Safeguarding Employees: The Crucial Role of Ducting Systems

Garages, workshops, offices, kitchens, schools, laboratories, warehouses. These seemingly disparate places share a common, invisible menace that engulfs us all: polluted air. While often unnoticed, the air we breathe within these environments can harbour many contaminants, posing severe risks to our health and well-being. Read on for the benefits of ducting.


However, there exists a vital line of defence against this insidious threat, working diligently behind the scenes – ducting systems. These unassuming networks of interconnected channels play a pivotal role in safeguarding staff from the perils of polluted air. But how exactly does it work?

What is Ducting?

To comprehend the protective capabilities of these systems, it is crucial to establish a clear understanding of what ducting systems entail.

Ducting refers to a network of pipes or channels designed to transport air, gases or liquids from one location to another. In buildings and workplaces, ducting supplies are specifically engineered to facilitate air movement, serving various purposes such as ventilation, air conditioning, heating and exhaust.

Typically made of metal, plastic, or fibreglass, these ducts can be rigid or flexible, depending on the application’s specific requirements. They are often concealed within walls, ceilings or floors, providing a discreet and efficient means of maintaining optimal environmental conditions.

By utilising ducting systems, organisations can regulate the temperature, humidity, and air quality within a space, ensuring a comfortable and safe environment for occupants. Systems come in many forms, including spiral ducting, one of the most popular products due to its cost-efficiency and airtight benefits.

These devices play a vital role in removing pollutants, odours and contaminants, preventing the buildup of harmful substances and promoting a healthier indoor atmosphere.

Where is Ducting Used?

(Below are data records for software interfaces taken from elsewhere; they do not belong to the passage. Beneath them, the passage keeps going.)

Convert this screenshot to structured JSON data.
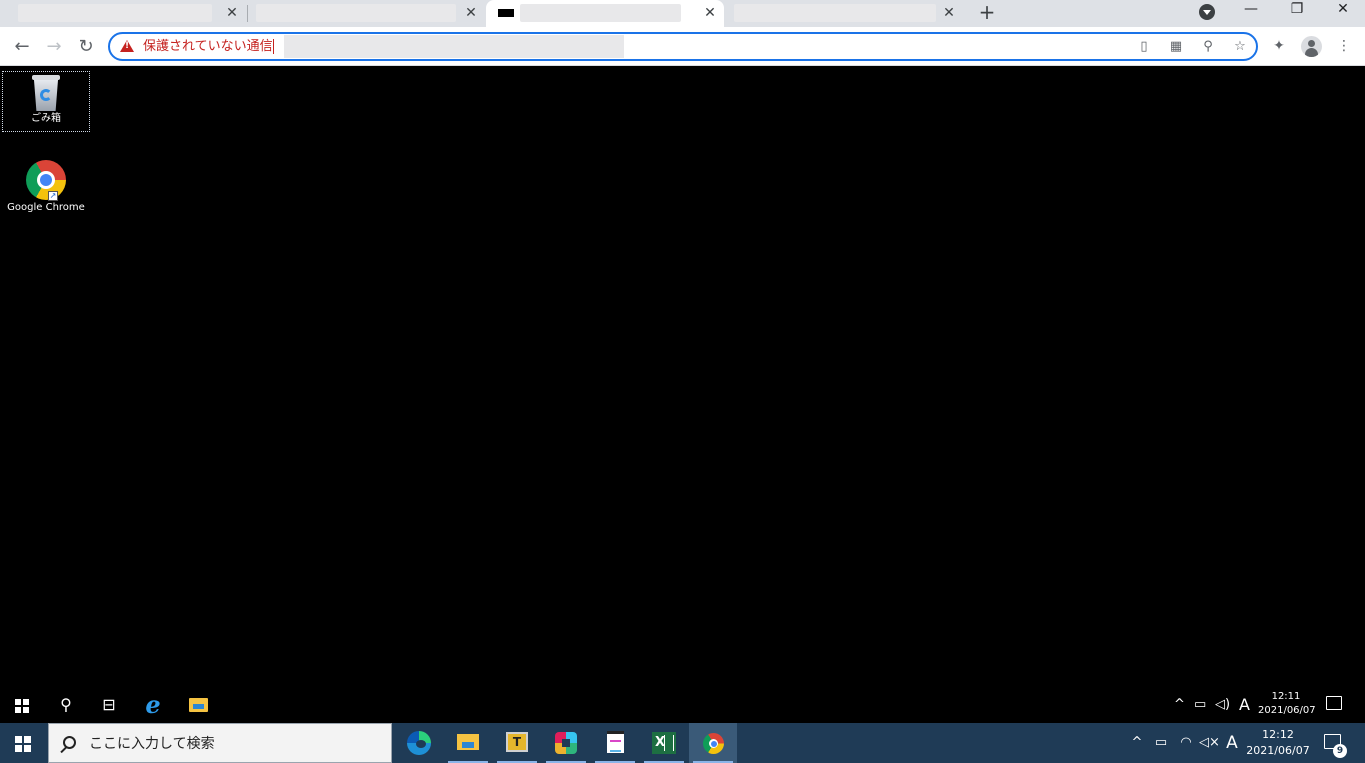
{
  "browser": {
    "tabs": [
      {
        "title": "",
        "close": "✕"
      },
      {
        "title": "",
        "close": "✕"
      },
      {
        "title": "",
        "close": "✕",
        "active": true
      },
      {
        "title": "",
        "close": "✕"
      }
    ],
    "new_tab": "+",
    "window_controls": {
      "minimize": "—",
      "restore": "❐",
      "close": "✕"
    },
    "nav": {
      "back": "←",
      "forward": "→",
      "reload": "↻"
    },
    "omnibox": {
      "security_text": "保護されていない通信",
      "url": ""
    },
    "omnibox_icons": [
      "clipboard-icon",
      "qr-code-icon",
      "zoom-icon",
      "bookmark-star-icon"
    ],
    "toolbar_icons": [
      "extensions-icon",
      "profile-icon",
      "menu-icon"
    ],
    "colors": {
      "accent": "#1a73e8",
      "warning": "#c5221f",
      "tabstrip": "#dee1e6"
    }
  },
  "remote_desktop": {
    "icons": [
      {
        "label": "ごみ箱",
        "icon": "recycle-bin-icon"
      },
      {
        "label": "Google Chrome",
        "icon": "chrome-icon"
      }
    ],
    "taskbar": {
      "tray_ime": "A",
      "clock_time": "12:11",
      "clock_date": "2021/06/07"
    }
  },
  "taskbar": {
    "search_placeholder": "ここに入力して検索",
    "apps": [
      "edge-icon",
      "file-explorer-icon",
      "t-app-icon",
      "slack-icon",
      "notepad-icon",
      "excel-icon",
      "chrome-icon"
    ],
    "excel_letter": "X",
    "t_app_letter": "T",
    "tray_ime": "A",
    "clock_time": "12:12",
    "clock_date": "2021/06/07",
    "notification_count": "9",
    "colors": {
      "background": "#1f3b56",
      "active_app": "#3a5a78"
    }
  }
}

Ducting finds extensive use across a wide range of industries and settings. Here are some common areas where it is employed:

  1. Commercial facilities: Ducting systems are prevalent in commercial structures such as office buildings, shopping malls, hotels and hospitals.
  2. Residential buildings: They are integral to residential properties, providing centralised heating, ventilation and air conditioning (HVAC) solutions.
  3. Industrial structures: Industrial plants, factories and manufacturing facilities often rely on ducting systems for exhaust ventilation and air filtration.
  4. Commercial kitchens: In restaurants, cafeterias and commercial kitchens, ducting systems eliminate smoke, grease and odours generated during cooking.
  5. Laboratories: Research laboratories and medical facilities employ specialised ducting systems to control air quality, prevent cross-contamination and maintain precise environmental conditions. These systems often incorporate HEPA (high-efficiency particulate air) filters and other technologies to ensure sterile and safe working conditions.
  6. Educational institutions: Schools, universities and other educational buildings utilise ducting systems to provide adequate ventilation and temperature control.
  7. Retail spaces: Stores and shopping centres use them to maintain a comfortable shopping experience for customers.
  8. Automotive garages: Garages and automotive workshops require efficient exhaust ventilation systems to eliminate harmful fumes and gases generated by vehicles.

How Ducting Improves Safety

Ducting systems facilitate the efficient exchange of indoor and outdoor air, ensuring a constant supply of fresh air while removing stale or contaminated air. This ventilation process dilutes airborne pollutants, odours and potentially harmful gases. Adequate ventilation is especially critical in spaces prone to chemical fumes, dust or volatile organic compounds (VOCs), such as laboratories, manufacturing facilities and commercial kitchens.

Moreover, combined with HVAC equipment, ducting systems contribute to maintaining optimal temperatures in indoor spaces. By evenly distributing conditioned air, ducting prevents overheating or excessive cold, reducing the risk of heat-related illnesses or hypothermia. A comfortable temperature range is essential in workplaces where extreme conditions can impact employee productivity, focus and overall well-being.

Also, they effectively remove airborne contaminants, allergens and particulate matter from the circulated air. High-efficiency filters, such as HEPA filters, trap microscopic particles and allergens, enhancing indoor air quality and reducing the risk of respiratory issues, allergies and asthma. Improved air quality positively impacts the health and safety of employees, students and occupants in various settings, including offices, schools, healthcare facilities and commercial buildings.

In specific industries, ducting systems are employed to capture and contain hazardous substances, preventing their dispersion into the surrounding environment. For example, fume extraction systems with dedicated ductwork can effectively remove toxic gases, vapours or dust generated in manufacturing processes or chemical laboratories.

By containing and redirecting these substances to appropriate filtration or disposal systems, these pieces of equipment protect workers from exposure and minimise the risk of accidents, fires or explosions.

In a world where invisible threats lurk in our surroundings, ducting systems stand as silent guardians, protecting everyone from hidden dangers. From the relentless battle against polluted air to the regulation of temperature and the assurance of clean, breathable spaces, ducting plays an unsung but vital role in keeping staff safe.